Born On This Day in 1749 was Freemason Edward Jenner: the English physician and scientist who pioneered the world’s first ever vaccine.
Jenner is often called the father of immunology, and his work in preventing smallpox is said to have saved more lives than the work of any other single human.
Napoleon – who at the time was at war with Britain – had all his French troops vaccinated. Then at the request of Jenner, he released English prisoners of war and allowed their safe return home. Napoleon explained that he could not “refuse anything to one of the greatest benefactors of mankind”.
In 2002, Jenner was named in the BBC’s list of the 100 Greatest Britons.
Jenner was an active Freemason, serving in 1812 as Master of the Royal Lodge of Faith and Friendship No. 270, based in Berkeley, Gloucestershire. This lodge was regularly visited by the Prince of Wales – the future George IV – and was a lodge that was to become associated with the Jenner family.

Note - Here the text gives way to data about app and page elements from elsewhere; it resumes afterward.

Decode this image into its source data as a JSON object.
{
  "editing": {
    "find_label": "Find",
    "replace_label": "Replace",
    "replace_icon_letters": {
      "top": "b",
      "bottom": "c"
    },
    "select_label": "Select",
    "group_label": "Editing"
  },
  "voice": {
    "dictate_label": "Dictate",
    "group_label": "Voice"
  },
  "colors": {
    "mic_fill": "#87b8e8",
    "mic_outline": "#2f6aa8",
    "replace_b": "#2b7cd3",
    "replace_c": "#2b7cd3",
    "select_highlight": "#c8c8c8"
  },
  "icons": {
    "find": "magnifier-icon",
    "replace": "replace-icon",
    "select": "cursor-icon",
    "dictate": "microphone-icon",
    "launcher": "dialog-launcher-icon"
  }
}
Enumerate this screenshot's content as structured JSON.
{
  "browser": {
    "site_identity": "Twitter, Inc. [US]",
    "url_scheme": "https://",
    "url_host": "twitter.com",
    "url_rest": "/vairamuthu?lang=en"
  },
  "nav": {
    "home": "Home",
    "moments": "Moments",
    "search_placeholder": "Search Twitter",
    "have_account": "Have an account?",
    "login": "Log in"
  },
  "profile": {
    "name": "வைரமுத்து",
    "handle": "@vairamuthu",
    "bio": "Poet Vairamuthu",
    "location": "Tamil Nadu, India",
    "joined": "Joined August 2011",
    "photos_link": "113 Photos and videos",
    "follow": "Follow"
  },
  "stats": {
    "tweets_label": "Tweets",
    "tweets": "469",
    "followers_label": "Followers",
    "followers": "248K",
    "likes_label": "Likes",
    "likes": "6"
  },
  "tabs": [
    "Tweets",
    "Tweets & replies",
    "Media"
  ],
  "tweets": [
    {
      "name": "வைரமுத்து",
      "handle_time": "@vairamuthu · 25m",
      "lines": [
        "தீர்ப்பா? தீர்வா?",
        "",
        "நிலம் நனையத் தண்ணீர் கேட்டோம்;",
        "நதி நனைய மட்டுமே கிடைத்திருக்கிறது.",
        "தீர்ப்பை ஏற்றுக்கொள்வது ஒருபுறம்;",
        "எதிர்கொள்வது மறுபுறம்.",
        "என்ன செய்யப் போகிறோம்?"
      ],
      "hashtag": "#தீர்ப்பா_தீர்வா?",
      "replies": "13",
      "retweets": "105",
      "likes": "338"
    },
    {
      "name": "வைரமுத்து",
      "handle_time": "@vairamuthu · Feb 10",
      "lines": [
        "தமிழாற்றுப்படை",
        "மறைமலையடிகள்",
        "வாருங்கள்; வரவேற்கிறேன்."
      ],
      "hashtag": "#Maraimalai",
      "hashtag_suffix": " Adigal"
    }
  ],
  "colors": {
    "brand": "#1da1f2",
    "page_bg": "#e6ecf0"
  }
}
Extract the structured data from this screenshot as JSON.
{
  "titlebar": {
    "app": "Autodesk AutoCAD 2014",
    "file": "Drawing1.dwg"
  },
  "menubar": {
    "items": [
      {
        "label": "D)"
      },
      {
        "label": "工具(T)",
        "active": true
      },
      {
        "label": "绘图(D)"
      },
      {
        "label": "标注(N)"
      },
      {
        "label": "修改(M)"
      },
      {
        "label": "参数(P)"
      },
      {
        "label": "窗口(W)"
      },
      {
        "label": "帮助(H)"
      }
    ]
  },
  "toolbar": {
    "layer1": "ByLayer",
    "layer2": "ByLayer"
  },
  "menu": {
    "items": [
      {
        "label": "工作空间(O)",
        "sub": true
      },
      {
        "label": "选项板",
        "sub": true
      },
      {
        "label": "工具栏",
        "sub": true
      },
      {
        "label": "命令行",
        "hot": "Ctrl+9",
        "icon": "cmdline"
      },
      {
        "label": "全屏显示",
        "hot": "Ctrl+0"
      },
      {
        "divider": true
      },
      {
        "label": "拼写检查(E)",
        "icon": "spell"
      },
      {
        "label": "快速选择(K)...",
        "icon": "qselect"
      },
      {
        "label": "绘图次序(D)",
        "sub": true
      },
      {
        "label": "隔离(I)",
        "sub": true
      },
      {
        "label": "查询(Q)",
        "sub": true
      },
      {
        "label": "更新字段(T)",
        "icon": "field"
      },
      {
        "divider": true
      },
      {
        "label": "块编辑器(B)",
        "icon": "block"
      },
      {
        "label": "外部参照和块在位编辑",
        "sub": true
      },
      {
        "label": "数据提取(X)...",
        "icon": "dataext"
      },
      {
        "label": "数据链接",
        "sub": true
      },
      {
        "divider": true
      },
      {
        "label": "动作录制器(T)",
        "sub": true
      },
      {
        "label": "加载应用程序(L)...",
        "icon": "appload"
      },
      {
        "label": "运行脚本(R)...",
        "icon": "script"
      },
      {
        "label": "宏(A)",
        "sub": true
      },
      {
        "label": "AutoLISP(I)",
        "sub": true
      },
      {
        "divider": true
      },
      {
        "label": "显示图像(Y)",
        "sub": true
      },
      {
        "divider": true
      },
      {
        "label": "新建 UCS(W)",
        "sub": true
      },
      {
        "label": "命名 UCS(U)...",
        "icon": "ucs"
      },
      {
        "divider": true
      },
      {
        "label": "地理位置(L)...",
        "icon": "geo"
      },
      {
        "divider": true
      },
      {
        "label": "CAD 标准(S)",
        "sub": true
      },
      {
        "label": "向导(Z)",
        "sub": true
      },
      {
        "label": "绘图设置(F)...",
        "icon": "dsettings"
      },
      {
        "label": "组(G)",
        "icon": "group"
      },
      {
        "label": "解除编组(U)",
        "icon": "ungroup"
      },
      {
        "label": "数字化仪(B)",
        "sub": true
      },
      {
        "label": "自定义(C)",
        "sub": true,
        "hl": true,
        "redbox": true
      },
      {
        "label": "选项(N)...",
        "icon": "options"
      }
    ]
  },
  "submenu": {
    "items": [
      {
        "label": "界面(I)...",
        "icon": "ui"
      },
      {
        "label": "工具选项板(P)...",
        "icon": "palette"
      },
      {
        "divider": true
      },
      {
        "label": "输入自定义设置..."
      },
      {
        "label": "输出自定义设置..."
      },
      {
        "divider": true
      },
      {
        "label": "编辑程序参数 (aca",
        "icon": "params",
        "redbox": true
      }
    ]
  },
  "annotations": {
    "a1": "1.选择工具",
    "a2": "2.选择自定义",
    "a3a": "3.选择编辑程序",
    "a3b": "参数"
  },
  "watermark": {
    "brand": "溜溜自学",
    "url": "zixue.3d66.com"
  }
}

Find out more about Jenner’s relationship with the Craft in this 2010 article from Freemasonry Today.